This case was decided by the trial court before the decision in Gardner v. Brian, 369 F.2d 443 (Tenth Circuit, No. 8342, November 29, 1966), which set out the standards pertaining to the reasonable availability of suitable work. Applying the rationale of the cited case to the case at bar, it must be held that there is not work suitable to claimant being performed in the area where she can reasonably be expected to seek employment.
Thus the record shows that appellant is unable to perform her previous work, that although she was sought employment with her former employer there is no work being there performed which is within her capabilities, and that the Secretary has come forward with no evidence of the availability of other suitable work. On such a record we hold that the claimant is entitled to disability benefits as provided by law and regulation, and we reverse the decision of the trial court with directions that the case be remanded to the Secretary for a determination of the amount of disability benefits to which claimant is entitled.
Appellant's attorney questioned the vocational consultant as follows:
'Q. * * * Now, Mr. Barnabas, I've asked you to assume what I have felt is the substance of the medical information in this file without going into a specific review of Dr. Cauble's deposition, but as I stated at the beginning of the hypothetical, I asked you to assume that beginning sometime in 1958 this lady, the applicant, began seeing Dr. Cauble regularly, first for menopausal symptoms. Further that in about 1961 she was complaining of low back pain to Dr. Cauble. If my memory serves me correctly, he prescribed a back brace for her. Now, Doctor-- I'm sorry-- Mr. Barnabas, with that kind of a medical history on the applicant first of all, in your opinion, is she able to-- and I realize the significance of this question-- obtain employment in industry in terms of her past education?
'A. Of course not.
'Q. Would you explain why your opinion was such?
'A. Any concern that had work of the limited type that she can, in my opinion, do would not employ her because they have personnel procedures which involve medical examinations and checking of histories.

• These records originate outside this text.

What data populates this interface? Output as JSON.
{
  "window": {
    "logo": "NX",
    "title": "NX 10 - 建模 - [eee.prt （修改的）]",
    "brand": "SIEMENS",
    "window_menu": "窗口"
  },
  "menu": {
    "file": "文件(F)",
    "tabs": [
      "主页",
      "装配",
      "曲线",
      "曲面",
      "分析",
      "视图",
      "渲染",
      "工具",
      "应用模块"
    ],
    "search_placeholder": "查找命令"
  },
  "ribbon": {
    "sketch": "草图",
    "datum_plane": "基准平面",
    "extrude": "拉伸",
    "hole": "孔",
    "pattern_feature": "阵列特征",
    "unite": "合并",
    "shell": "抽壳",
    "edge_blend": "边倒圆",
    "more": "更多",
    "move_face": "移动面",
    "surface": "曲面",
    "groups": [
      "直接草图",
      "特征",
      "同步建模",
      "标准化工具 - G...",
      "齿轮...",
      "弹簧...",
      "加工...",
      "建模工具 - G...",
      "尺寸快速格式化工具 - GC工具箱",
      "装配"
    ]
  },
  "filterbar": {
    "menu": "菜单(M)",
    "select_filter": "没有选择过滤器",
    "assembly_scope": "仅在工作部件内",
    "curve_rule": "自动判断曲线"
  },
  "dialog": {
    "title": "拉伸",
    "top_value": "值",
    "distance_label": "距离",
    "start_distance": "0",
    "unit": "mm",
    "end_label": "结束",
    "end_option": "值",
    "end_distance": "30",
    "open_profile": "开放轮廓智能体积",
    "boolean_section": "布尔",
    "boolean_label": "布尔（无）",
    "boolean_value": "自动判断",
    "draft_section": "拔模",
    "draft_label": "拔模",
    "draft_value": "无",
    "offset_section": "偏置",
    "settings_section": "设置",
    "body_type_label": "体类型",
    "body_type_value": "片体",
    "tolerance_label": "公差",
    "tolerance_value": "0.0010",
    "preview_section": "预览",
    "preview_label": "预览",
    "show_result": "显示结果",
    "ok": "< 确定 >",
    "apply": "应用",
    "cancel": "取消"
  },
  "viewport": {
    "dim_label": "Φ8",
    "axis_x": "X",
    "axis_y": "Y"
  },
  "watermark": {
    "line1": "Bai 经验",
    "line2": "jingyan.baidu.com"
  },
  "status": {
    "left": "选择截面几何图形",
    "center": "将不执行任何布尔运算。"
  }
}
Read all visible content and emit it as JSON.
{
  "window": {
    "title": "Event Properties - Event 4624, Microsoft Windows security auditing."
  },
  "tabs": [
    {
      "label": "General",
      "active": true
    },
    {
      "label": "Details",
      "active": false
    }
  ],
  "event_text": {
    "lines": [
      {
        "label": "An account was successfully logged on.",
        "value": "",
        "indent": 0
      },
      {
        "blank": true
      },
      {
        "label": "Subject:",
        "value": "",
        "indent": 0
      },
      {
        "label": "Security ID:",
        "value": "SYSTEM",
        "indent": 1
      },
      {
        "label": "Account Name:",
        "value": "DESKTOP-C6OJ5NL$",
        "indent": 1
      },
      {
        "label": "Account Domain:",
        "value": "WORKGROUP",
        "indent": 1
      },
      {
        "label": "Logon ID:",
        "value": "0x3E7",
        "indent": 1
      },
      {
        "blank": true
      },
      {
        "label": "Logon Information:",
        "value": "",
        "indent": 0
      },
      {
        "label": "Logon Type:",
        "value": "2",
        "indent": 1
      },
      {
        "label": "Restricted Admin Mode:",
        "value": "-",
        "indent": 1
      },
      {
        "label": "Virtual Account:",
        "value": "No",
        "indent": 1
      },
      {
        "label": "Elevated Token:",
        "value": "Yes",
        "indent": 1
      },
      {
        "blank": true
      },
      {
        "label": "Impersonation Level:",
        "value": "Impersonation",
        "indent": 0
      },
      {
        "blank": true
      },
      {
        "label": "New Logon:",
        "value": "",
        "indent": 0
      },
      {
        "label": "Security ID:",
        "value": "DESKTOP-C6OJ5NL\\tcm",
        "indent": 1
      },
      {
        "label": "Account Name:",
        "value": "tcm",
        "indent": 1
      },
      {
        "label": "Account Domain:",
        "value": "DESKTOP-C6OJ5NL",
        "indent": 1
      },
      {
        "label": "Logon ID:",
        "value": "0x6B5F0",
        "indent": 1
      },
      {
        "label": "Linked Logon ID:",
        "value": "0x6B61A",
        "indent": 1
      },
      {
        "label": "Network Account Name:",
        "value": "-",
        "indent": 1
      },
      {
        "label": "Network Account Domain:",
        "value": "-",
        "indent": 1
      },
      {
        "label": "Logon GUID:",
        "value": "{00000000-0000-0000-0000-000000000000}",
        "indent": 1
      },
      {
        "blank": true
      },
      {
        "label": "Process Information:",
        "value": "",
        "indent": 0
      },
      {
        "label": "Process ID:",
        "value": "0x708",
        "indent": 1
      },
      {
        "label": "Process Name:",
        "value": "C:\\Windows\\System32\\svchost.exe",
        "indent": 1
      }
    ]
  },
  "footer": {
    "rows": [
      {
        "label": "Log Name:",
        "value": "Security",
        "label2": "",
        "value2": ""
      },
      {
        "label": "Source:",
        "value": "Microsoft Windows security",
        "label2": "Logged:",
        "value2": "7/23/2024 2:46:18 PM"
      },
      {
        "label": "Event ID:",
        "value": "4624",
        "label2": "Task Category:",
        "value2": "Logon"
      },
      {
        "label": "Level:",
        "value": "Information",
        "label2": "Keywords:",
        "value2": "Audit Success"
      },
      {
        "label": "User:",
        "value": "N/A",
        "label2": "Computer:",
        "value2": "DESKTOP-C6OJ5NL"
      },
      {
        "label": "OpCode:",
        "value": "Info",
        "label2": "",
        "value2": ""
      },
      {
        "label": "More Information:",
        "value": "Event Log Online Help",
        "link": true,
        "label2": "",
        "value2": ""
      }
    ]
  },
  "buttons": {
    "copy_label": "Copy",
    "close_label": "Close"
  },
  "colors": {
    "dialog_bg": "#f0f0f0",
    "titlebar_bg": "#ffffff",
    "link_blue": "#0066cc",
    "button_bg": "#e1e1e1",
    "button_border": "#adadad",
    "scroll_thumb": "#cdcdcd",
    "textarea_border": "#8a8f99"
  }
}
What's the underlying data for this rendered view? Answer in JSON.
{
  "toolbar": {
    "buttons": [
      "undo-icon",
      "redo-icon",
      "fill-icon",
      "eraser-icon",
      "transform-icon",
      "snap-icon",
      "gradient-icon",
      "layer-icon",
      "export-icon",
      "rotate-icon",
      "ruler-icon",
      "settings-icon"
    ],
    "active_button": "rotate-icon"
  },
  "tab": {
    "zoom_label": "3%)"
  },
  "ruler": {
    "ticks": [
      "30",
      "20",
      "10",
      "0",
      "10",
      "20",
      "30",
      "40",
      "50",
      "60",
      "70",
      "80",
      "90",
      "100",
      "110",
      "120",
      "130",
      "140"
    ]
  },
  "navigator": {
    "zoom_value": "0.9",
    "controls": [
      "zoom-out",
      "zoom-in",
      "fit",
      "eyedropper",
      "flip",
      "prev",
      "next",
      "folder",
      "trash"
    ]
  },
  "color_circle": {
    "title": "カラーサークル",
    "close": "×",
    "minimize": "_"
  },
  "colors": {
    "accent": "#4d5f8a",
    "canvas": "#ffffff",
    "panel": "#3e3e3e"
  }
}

The mere fact that she has been disabled and, I believe, has workman's compensation pending or something according to the record or received it. This would eliminate her from the large employers of these segmented or separated types of tasks, which in my opinion I expressed under the hypothesis that she could do.
'Q. So it's your opinion that she wouldn't be hired by the Coleman Company.
'A. That she is unemployable by companies which have sedentary tasks of this nature because they wouldn't hire her on the basis of her history.'